EXERCISE DATA START

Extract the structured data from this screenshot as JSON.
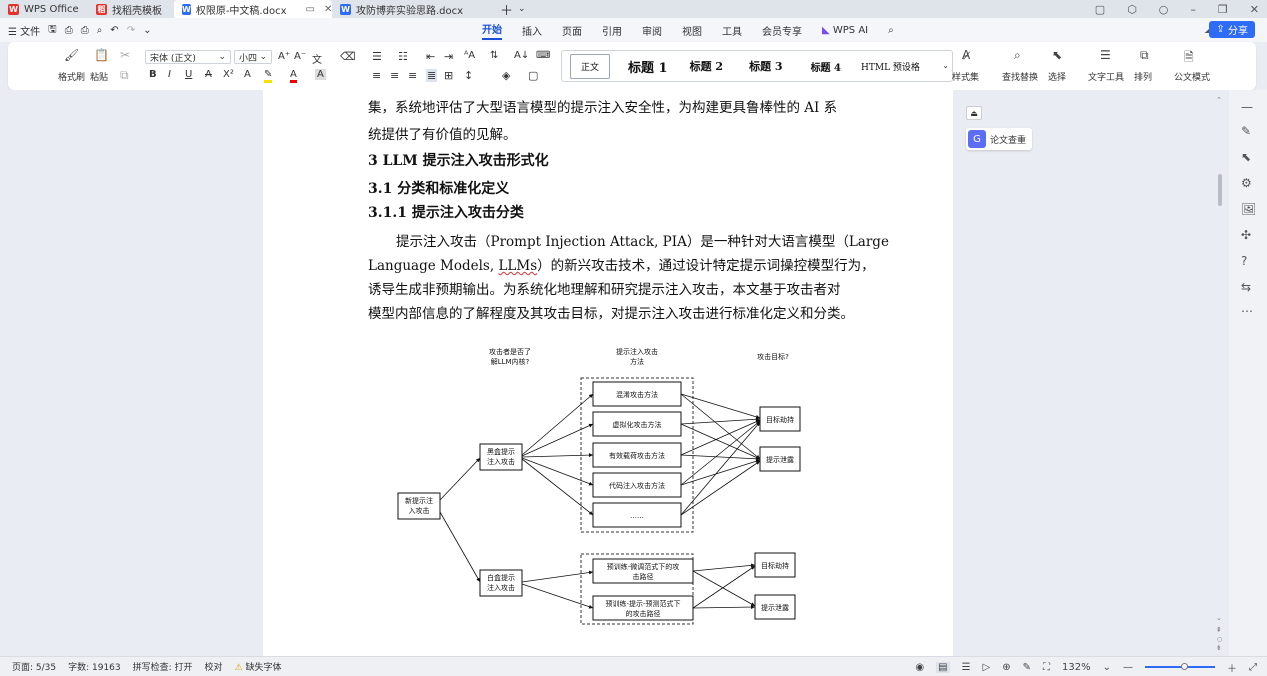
{
  "tabs": [
    {
      "label": "WPS Office",
      "color": "#e5322d",
      "glyph": "W"
    },
    {
      "label": "找稻壳模板",
      "color": "#e5322d",
      "glyph": "稻"
    },
    {
      "label": "权限原-中文稿.docx",
      "color": "#2e6cf6",
      "glyph": "W"
    },
    {
      "label": "攻防博弈实验思路.docx",
      "color": "#2e6cf6",
      "glyph": "W"
    }
  ],
  "menu": {
    "file": "文件",
    "items": [
      "开始",
      "插入",
      "页面",
      "引用",
      "审阅",
      "视图",
      "工具",
      "会员专享"
    ],
    "wps_ai": "WPS AI",
    "share": "分享"
  },
  "ribbon": {
    "format_painter": "格式刷",
    "paste": "粘贴",
    "font_name": "宋体 (正文)",
    "font_size": "小四",
    "styles": [
      "正文",
      "标题 1",
      "标题 2",
      "标题 3",
      "标题 4",
      "HTML 预设格"
    ],
    "style_set": "样式集",
    "find_replace": "查找替换",
    "select": "选择",
    "text_tools": "文字工具",
    "arrange": "排列",
    "official_mode": "公文模式"
  },
  "doc": {
    "line1": "集，系统地评估了大型语言模型的提示注入安全性，为构建更具鲁棒性的 AI 系",
    "line2": "统提供了有价值的见解。",
    "h1": "3 LLM 提示注入攻击形式化",
    "h2": "3.1  分类和标准化定义",
    "h3": "3.1.1  提示注入攻击分类",
    "para1": "提示注入攻击（Prompt Injection Attack, PIA）是一种针对大语言模型（Large",
    "para2a": "Language Models, ",
    "para2b": "LLMs",
    "para2c": "）的新兴攻击技术，通过设计特定提示词操控模型行为，",
    "para3": "诱导生成非预期输出。为系统化地理解和研究提示注入攻击，本文基于攻击者对",
    "para4": "模型内部信息的了解程度及其攻击目标，对提示注入攻击进行标准化定义和分类。"
  },
  "diagram": {
    "col1_line1": "攻击者是否了",
    "col1_line2": "解LLM内核?",
    "col2_line1": "提示注入攻击",
    "col2_line2": "方法",
    "col3": "攻击目标?",
    "root_line1": "新提示注",
    "root_line2": "入攻击",
    "black_line1": "黑盒提示",
    "black_line2": "注入攻击",
    "white_line1": "白盒提示",
    "white_line2": "注入攻击",
    "m1": "混淆攻击方法",
    "m2": "虚拟化攻击方法",
    "m3": "有效载荷攻击方法",
    "m4": "代码注入攻击方法",
    "m5": "……",
    "w1_line1": "预训练-微调范式下的攻",
    "w1_line2": "击路径",
    "w2_line1": "预训练-提示-预测范式下",
    "w2_line2": "的攻击路径",
    "goal_hijack": "目标劫持",
    "goal_leak": "提示泄露"
  },
  "right_panel": {
    "paper_check": "论文查重"
  },
  "status": {
    "page": "页面: 5/35",
    "words": "字数: 19163",
    "spell": "拼写检查: 打开",
    "proof": "校对",
    "missing_font": "缺失字体",
    "zoom": "132%"
  }
}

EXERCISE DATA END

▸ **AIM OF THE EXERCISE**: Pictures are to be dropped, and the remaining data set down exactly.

▸ **ANSWER TO THIS PROBLEM**:
Extract the structured data from this screenshot as JSON.
{
  "tabs": [
    {
      "label": "WPS Office",
      "color": "#e5322d",
      "glyph": "W"
    },
    {
      "label": "找稻壳模板",
      "color": "#e5322d",
      "glyph": "稻"
    },
    {
      "label": "权限原-中文稿.docx",
      "color": "#2e6cf6",
      "glyph": "W"
    },
    {
      "label": "攻防博弈实验思路.docx",
      "color": "#2e6cf6",
      "glyph": "W"
    }
  ],
  "menu": {
    "file": "文件",
    "items": [
      "开始",
      "插入",
      "页面",
      "引用",
      "审阅",
      "视图",
      "工具",
      "会员专享"
    ],
    "wps_ai": "WPS AI",
    "share": "分享"
  },
  "ribbon": {
    "format_painter": "格式刷",
    "paste": "粘贴",
    "font_name": "宋体 (正文)",
    "font_size": "小四",
    "styles": [
      "正文",
      "标题 1",
      "标题 2",
      "标题 3",
      "标题 4",
      "HTML 预设格"
    ],
    "style_set": "样式集",
    "find_replace": "查找替换",
    "select": "选择",
    "text_tools": "文字工具",
    "arrange": "排列",
    "official_mode": "公文模式"
  },
  "doc": {
    "line1": "集，系统地评估了大型语言模型的提示注入安全性，为构建更具鲁棒性的 AI 系",
    "line2": "统提供了有价值的见解。",
    "h1": "3 LLM 提示注入攻击形式化",
    "h2": "3.1  分类和标准化定义",
    "h3": "3.1.1  提示注入攻击分类",
    "para1": "提示注入攻击（Prompt Injection Attack, PIA）是一种针对大语言模型（Large",
    "para2a": "Language Models, ",
    "para2b": "LLMs",
    "para2c": "）的新兴攻击技术，通过设计特定提示词操控模型行为，",
    "para3": "诱导生成非预期输出。为系统化地理解和研究提示注入攻击，本文基于攻击者对",
    "para4": "模型内部信息的了解程度及其攻击目标，对提示注入攻击进行标准化定义和分类。"
  },
  "diagram": {
    "col1_line1": "攻击者是否了",
    "col1_line2": "解LLM内核?",
    "col2_line1": "提示注入攻击",
    "col2_line2": "方法",
    "col3": "攻击目标?",
    "root_line1": "新提示注",
    "root_line2": "入攻击",
    "black_line1": "黑盒提示",
    "black_line2": "注入攻击",
    "white_line1": "白盒提示",
    "white_line2": "注入攻击",
    "m1": "混淆攻击方法",
    "m2": "虚拟化攻击方法",
    "m3": "有效载荷攻击方法",
    "m4": "代码注入攻击方法",
    "m5": "……",
    "w1_line1": "预训练-微调范式下的攻",
    "w1_line2": "击路径",
    "w2_line1": "预训练-提示-预测范式下",
    "w2_line2": "的攻击路径",
    "goal_hijack": "目标劫持",
    "goal_leak": "提示泄露"
  },
  "right_panel": {
    "paper_check": "论文查重"
  },
  "status": {
    "page": "页面: 5/35",
    "words": "字数: 19163",
    "spell": "拼写检查: 打开",
    "proof": "校对",
    "missing_font": "缺失字体",
    "zoom": "132%"
  }
}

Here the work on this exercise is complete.